Article contributed by Judy Carr
The black bear is a long-time resident of our area, and as the human population and their housing requirements grow, so does the need for people and the bears to coexist safely. Bears are most active from mid-March through November, so it makes sense that in the last 6 weeks, our bear sightings have increased. Most of those sightings have been at night via our animal cams; however, you can encounter them at any time of the day or night. Their constant search for food sources is what draws them to your home. Coming to a beautifully wooded area with fresh water sources and people already feeding the birds and the deer is like us going to an upscale food court!

Black bears live to eat, consuming up to 25,000 calories a day! They have a keen sense of smell and are driven to investigate. Bears learn quickly and will repeat behaviors that reward them with food. Thus, if they found a food source at your house last year, they’ll check it out again this year. Bears in pursuit of an easy meal can damage property or, in rare cases, injure people, although neither is the bear’s first choice. They would rather come and go at their own convenience, eat, and leave. However, if you see a bear, give him space and remain calm. Most often, the bear is just
passing through, and if he does not find a food source, he will go on his merry way.
Paying attention to common household activities will reduce encounters and contribute to a Bear Smart community.

NEVER FEED OR APPROACH BEARS: Feeding bears intentionally or unintentionally trains them to approach homes and people for more food. Bears will defend themselves if a person gets to close.
SECURE FOOD, GARBAGE, and RECYCLING: Food and food orders attract bears, so don’t reward them with an easy meal.
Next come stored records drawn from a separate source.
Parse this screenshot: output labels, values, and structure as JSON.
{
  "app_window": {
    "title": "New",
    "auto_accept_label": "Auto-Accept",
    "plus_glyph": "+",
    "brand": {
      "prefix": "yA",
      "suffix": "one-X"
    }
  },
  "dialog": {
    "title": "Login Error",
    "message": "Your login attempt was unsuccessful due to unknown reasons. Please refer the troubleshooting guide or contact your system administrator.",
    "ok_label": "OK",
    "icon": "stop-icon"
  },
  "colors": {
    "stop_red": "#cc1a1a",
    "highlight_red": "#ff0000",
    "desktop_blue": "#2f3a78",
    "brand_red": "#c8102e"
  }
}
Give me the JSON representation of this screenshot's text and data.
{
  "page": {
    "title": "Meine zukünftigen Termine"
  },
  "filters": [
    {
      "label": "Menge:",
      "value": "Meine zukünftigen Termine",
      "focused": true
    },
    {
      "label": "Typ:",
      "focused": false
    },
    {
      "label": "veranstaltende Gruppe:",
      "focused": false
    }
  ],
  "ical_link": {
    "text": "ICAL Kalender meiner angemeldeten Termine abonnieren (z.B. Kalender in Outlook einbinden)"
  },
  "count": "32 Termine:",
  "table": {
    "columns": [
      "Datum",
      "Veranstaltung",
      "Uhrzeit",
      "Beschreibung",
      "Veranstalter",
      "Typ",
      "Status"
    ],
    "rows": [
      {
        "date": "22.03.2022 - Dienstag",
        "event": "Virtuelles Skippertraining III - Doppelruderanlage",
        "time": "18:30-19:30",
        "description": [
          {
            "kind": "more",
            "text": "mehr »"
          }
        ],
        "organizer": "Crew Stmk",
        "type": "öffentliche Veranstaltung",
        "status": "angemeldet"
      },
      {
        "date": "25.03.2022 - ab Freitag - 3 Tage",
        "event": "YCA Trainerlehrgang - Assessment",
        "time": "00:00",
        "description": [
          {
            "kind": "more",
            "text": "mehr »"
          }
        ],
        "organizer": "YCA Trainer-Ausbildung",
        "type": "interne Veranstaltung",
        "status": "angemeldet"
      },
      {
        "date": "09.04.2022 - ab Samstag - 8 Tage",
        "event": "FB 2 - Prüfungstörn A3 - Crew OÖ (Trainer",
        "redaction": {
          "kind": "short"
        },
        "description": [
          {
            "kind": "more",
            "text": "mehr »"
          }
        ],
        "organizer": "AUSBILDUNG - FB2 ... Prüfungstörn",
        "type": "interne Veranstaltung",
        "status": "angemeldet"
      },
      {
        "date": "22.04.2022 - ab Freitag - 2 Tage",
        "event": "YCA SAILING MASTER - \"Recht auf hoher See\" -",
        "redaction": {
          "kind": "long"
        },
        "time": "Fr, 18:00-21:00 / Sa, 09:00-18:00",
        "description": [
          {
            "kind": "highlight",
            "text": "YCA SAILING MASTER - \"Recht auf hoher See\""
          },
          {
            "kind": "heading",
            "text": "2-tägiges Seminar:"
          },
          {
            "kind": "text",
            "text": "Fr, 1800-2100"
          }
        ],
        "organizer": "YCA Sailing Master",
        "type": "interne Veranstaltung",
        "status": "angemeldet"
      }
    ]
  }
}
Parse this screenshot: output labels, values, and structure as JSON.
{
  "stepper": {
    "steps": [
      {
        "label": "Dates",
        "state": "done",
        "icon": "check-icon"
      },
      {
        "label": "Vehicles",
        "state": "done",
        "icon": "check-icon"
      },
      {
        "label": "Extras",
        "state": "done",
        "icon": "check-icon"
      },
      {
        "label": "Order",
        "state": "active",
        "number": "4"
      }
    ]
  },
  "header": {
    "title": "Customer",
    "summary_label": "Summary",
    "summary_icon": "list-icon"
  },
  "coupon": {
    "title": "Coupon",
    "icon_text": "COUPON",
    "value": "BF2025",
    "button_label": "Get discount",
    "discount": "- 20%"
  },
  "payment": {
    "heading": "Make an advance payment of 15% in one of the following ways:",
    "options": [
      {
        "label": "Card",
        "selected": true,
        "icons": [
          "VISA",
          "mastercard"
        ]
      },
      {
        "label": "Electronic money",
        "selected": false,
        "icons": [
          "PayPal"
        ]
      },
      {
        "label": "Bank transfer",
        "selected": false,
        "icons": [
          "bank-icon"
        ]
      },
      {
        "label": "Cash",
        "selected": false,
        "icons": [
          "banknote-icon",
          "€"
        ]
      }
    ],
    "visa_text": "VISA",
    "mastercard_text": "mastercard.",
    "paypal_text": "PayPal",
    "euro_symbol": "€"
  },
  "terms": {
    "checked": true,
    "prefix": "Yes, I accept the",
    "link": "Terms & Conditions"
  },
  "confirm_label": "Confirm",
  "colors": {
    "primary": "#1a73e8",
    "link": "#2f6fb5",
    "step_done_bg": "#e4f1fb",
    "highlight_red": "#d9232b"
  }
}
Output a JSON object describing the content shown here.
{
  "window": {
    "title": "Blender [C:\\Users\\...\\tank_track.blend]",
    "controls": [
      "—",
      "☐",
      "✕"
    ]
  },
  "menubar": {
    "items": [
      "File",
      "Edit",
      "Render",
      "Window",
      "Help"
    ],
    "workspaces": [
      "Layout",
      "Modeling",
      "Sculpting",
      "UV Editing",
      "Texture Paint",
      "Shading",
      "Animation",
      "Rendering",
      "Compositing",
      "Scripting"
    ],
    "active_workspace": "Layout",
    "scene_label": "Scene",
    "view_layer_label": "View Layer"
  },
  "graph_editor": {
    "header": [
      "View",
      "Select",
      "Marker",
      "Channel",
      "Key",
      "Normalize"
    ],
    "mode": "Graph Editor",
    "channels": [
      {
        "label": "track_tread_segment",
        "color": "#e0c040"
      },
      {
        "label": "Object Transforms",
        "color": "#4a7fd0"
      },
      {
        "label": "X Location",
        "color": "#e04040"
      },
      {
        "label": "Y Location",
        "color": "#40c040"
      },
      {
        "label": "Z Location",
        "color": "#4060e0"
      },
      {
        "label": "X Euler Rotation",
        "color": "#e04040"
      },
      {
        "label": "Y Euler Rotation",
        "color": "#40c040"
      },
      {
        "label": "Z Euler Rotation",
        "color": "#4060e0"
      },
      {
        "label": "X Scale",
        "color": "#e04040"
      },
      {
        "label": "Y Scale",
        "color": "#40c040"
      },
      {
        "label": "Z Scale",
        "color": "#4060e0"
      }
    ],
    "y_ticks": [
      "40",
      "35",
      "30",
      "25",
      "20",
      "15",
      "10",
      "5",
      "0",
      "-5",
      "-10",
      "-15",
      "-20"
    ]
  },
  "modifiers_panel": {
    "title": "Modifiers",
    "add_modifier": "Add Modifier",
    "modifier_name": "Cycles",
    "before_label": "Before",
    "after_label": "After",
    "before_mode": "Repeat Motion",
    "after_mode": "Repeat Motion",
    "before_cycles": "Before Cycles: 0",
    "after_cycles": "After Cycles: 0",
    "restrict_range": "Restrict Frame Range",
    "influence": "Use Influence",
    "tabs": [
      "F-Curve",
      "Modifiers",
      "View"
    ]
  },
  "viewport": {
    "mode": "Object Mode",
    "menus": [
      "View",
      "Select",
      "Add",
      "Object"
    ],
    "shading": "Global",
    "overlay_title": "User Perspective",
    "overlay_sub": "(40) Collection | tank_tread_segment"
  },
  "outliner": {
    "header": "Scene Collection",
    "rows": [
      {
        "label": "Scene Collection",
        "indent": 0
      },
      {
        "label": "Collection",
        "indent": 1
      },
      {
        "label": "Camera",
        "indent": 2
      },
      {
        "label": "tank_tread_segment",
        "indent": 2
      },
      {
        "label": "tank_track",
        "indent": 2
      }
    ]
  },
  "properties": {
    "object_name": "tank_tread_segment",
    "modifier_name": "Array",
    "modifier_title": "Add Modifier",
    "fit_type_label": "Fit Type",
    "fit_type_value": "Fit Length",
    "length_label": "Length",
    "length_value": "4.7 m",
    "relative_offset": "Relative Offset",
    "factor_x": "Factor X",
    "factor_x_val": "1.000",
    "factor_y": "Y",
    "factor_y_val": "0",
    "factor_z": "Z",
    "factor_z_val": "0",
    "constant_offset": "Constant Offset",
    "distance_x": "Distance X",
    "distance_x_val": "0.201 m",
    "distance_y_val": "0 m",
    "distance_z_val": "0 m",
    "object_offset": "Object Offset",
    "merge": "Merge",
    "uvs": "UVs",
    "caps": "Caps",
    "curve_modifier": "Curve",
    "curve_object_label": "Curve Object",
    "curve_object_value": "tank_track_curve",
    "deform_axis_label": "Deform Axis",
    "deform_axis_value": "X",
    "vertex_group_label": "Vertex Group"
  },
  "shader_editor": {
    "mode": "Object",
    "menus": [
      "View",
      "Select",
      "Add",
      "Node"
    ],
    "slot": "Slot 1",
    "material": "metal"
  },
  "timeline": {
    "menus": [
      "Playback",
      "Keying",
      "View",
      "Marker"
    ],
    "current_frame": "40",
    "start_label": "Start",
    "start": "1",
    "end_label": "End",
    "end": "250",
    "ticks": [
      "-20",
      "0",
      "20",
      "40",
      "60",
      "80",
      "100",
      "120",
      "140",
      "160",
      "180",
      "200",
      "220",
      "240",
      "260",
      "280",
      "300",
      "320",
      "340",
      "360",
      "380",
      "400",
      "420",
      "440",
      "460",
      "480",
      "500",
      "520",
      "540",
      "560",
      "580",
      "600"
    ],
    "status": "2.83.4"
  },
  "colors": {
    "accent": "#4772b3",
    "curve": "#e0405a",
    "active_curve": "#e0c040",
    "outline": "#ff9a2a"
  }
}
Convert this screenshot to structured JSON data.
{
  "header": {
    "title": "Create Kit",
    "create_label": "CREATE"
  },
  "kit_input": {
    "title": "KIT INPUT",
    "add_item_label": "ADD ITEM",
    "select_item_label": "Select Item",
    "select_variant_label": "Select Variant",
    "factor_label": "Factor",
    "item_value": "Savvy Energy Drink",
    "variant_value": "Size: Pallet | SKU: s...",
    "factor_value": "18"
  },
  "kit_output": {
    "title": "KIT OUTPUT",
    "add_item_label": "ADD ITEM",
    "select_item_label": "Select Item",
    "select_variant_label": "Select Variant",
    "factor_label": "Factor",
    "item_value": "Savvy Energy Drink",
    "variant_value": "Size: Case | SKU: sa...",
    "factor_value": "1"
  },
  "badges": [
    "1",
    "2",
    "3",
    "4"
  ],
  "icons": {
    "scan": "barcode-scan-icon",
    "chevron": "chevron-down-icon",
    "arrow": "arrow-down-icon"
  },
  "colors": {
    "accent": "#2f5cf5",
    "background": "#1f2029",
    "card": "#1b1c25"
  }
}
REMOVE BIRD FEEDERS WHEN BEARS ARE ACTIVE: Bird seed and other grains have high-calorie content making them very attractive to bears.


CLEAN AND STORE GRILLS: After you use an outdoor grill or smoker, clean it thoroughly and store it securely from the bears and other wild animals.

ALERT YOUR NEIGHBORS: Bears have adapted to living with people—have you adapted to living with them?